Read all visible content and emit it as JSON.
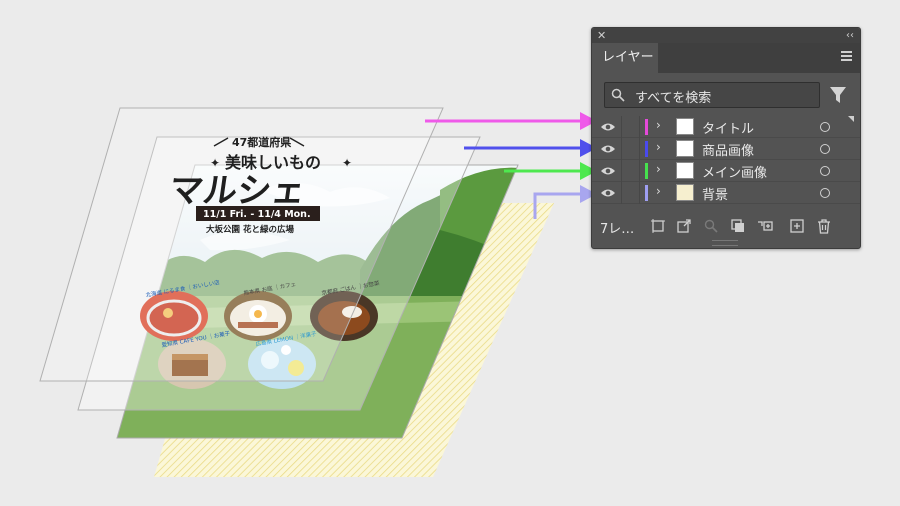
{
  "poster": {
    "prefecture": "47都道府県",
    "catchline": "美味しいもの",
    "headline": "マルシェ",
    "dates": "11/1 Fri. - 11/4 Mon.",
    "venue": "大坂公園 花と緑の広場",
    "shops": [
      "北海道 にるま食 ｜おいしい店",
      "熊本県 お庭 ｜カフェ",
      "京都府 ごはん ｜お惣菜",
      "愛知県 CAFE YOU ｜お菓子",
      "広島県 LEMON ｜洋菓子"
    ]
  },
  "panel": {
    "tab_label": "レイヤー",
    "search_placeholder": "すべてを検索",
    "layers": [
      {
        "name": "タイトル",
        "color": "#e44ad9"
      },
      {
        "name": "商品画像",
        "color": "#4a4aef"
      },
      {
        "name": "メイン画像",
        "color": "#46e04e"
      },
      {
        "name": "背景",
        "color": "#9f9ff2"
      }
    ],
    "layer_count": "7レ…"
  },
  "arrow_colors": {
    "title": "#ef5ae9",
    "products": "#5050ec",
    "main_image": "#4ee84f",
    "background": "#a8a6ef"
  }
}
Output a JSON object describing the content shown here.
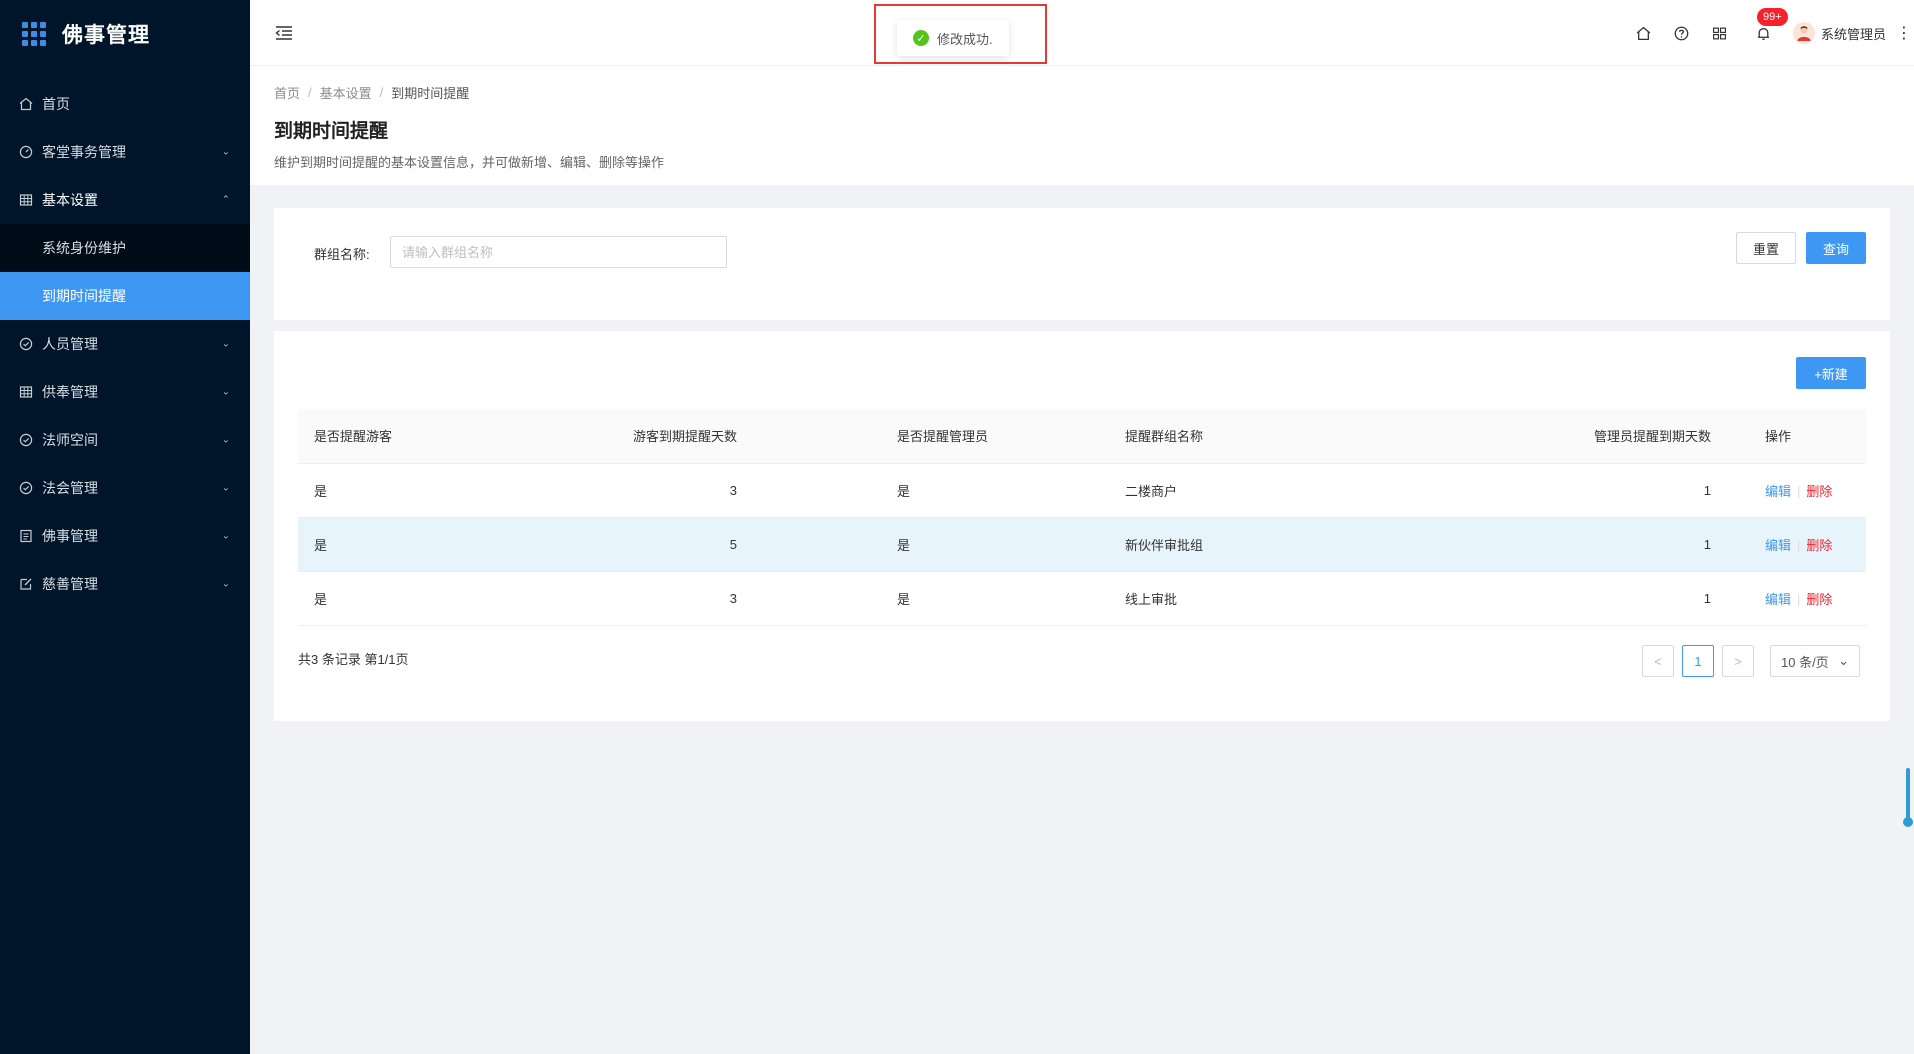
{
  "app": {
    "title": "佛事管理"
  },
  "sidebar": {
    "items": [
      {
        "label": "首页",
        "icon": "home-icon",
        "arrow": ""
      },
      {
        "label": "客堂事务管理",
        "icon": "dashboard-icon",
        "arrow": "⌄"
      },
      {
        "label": "基本设置",
        "icon": "table-icon",
        "arrow": "⌃"
      },
      {
        "label": "人员管理",
        "icon": "check-circle-icon",
        "arrow": "⌄"
      },
      {
        "label": "供奉管理",
        "icon": "table-icon",
        "arrow": "⌄"
      },
      {
        "label": "法师空间",
        "icon": "check-circle-icon",
        "arrow": "⌄"
      },
      {
        "label": "法会管理",
        "icon": "check-circle-icon",
        "arrow": "⌄"
      },
      {
        "label": "佛事管理",
        "icon": "list-icon",
        "arrow": "⌄"
      },
      {
        "label": "慈善管理",
        "icon": "edit-icon",
        "arrow": "⌄"
      }
    ],
    "submenu": [
      {
        "label": "系统身份维护"
      },
      {
        "label": "到期时间提醒"
      }
    ]
  },
  "header": {
    "badge": "99+",
    "user_name": "系统管理员",
    "more": "⋮"
  },
  "toast": {
    "message": "修改成功."
  },
  "page": {
    "breadcrumb": [
      "首页",
      "基本设置",
      "到期时间提醒"
    ],
    "breadcrumb_sep": "/",
    "title": "到期时间提醒",
    "description": "维护到期时间提醒的基本设置信息，并可做新增、编辑、删除等操作"
  },
  "filter": {
    "label": "群组名称:",
    "placeholder": "请输入群组名称",
    "reset_label": "重置",
    "search_label": "查询"
  },
  "table": {
    "new_label": "+新建",
    "columns": [
      "是否提醒游客",
      "游客到期提醒天数",
      "是否提醒管理员",
      "提醒群组名称",
      "管理员提醒到期天数",
      "操作"
    ],
    "rows": [
      [
        "是",
        "3",
        "是",
        "二楼商户",
        "1"
      ],
      [
        "是",
        "5",
        "是",
        "新伙伴审批组",
        "1"
      ],
      [
        "是",
        "3",
        "是",
        "线上审批",
        "1"
      ]
    ],
    "edit_label": "编辑",
    "delete_label": "删除",
    "op_sep": "|"
  },
  "pagination": {
    "total_text": "共3 条记录 第1/1页",
    "prev": "<",
    "next": ">",
    "current_page": "1",
    "page_size": "10 条/页",
    "page_size_arrow": "⌄"
  },
  "colors": {
    "accent": "#3e98f3",
    "sidebar_bg": "#001529",
    "danger": "#f5222d",
    "success": "#52c41a"
  }
}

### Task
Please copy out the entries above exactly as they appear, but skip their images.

### Result of the task
Read all visible content and emit it as JSON.
{
  "poster": {
    "prefecture": "47都道府県",
    "catchline": "美味しいもの",
    "headline": "マルシェ",
    "dates": "11/1 Fri. - 11/4 Mon.",
    "venue": "大坂公園 花と緑の広場",
    "shops": [
      "北海道 にるま食 ｜おいしい店",
      "熊本県 お庭 ｜カフェ",
      "京都府 ごはん ｜お惣菜",
      "愛知県 CAFE YOU ｜お菓子",
      "広島県 LEMON ｜洋菓子"
    ]
  },
  "panel": {
    "tab_label": "レイヤー",
    "search_placeholder": "すべてを検索",
    "layers": [
      {
        "name": "タイトル",
        "color": "#e44ad9"
      },
      {
        "name": "商品画像",
        "color": "#4a4aef"
      },
      {
        "name": "メイン画像",
        "color": "#46e04e"
      },
      {
        "name": "背景",
        "color": "#9f9ff2"
      }
    ],
    "layer_count": "7レ…"
  },
  "arrow_colors": {
    "title": "#ef5ae9",
    "products": "#5050ec",
    "main_image": "#4ee84f",
    "background": "#a8a6ef"
  }
}
Output a JSON object describing the content shown here.
{
  "app": {
    "title": "佛事管理"
  },
  "sidebar": {
    "items": [
      {
        "label": "首页",
        "icon": "home-icon",
        "arrow": ""
      },
      {
        "label": "客堂事务管理",
        "icon": "dashboard-icon",
        "arrow": "⌄"
      },
      {
        "label": "基本设置",
        "icon": "table-icon",
        "arrow": "⌃"
      },
      {
        "label": "人员管理",
        "icon": "check-circle-icon",
        "arrow": "⌄"
      },
      {
        "label": "供奉管理",
        "icon": "table-icon",
        "arrow": "⌄"
      },
      {
        "label": "法师空间",
        "icon": "check-circle-icon",
        "arrow": "⌄"
      },
      {
        "label": "法会管理",
        "icon": "check-circle-icon",
        "arrow": "⌄"
      },
      {
        "label": "佛事管理",
        "icon": "list-icon",
        "arrow": "⌄"
      },
      {
        "label": "慈善管理",
        "icon": "edit-icon",
        "arrow": "⌄"
      }
    ],
    "submenu": [
      {
        "label": "系统身份维护"
      },
      {
        "label": "到期时间提醒"
      }
    ]
  },
  "header": {
    "badge": "99+",
    "user_name": "系统管理员",
    "more": "⋮"
  },
  "toast": {
    "message": "修改成功."
  },
  "page": {
    "breadcrumb": [
      "首页",
      "基本设置",
      "到期时间提醒"
    ],
    "breadcrumb_sep": "/",
    "title": "到期时间提醒",
    "description": "维护到期时间提醒的基本设置信息，并可做新增、编辑、删除等操作"
  },
  "filter": {
    "label": "群组名称:",
    "placeholder": "请输入群组名称",
    "reset_label": "重置",
    "search_label": "查询"
  },
  "table": {
    "new_label": "+新建",
    "columns": [
      "是否提醒游客",
      "游客到期提醒天数",
      "是否提醒管理员",
      "提醒群组名称",
      "管理员提醒到期天数",
      "操作"
    ],
    "rows": [
      [
        "是",
        "3",
        "是",
        "二楼商户",
        "1"
      ],
      [
        "是",
        "5",
        "是",
        "新伙伴审批组",
        "1"
      ],
      [
        "是",
        "3",
        "是",
        "线上审批",
        "1"
      ]
    ],
    "edit_label": "编辑",
    "delete_label": "删除",
    "op_sep": "|"
  },
  "pagination": {
    "total_text": "共3 条记录 第1/1页",
    "prev": "<",
    "next": ">",
    "current_page": "1",
    "page_size": "10 条/页",
    "page_size_arrow": "⌄"
  },
  "colors": {
    "accent": "#3e98f3",
    "sidebar_bg": "#001529",
    "danger": "#f5222d",
    "success": "#52c41a"
  }
}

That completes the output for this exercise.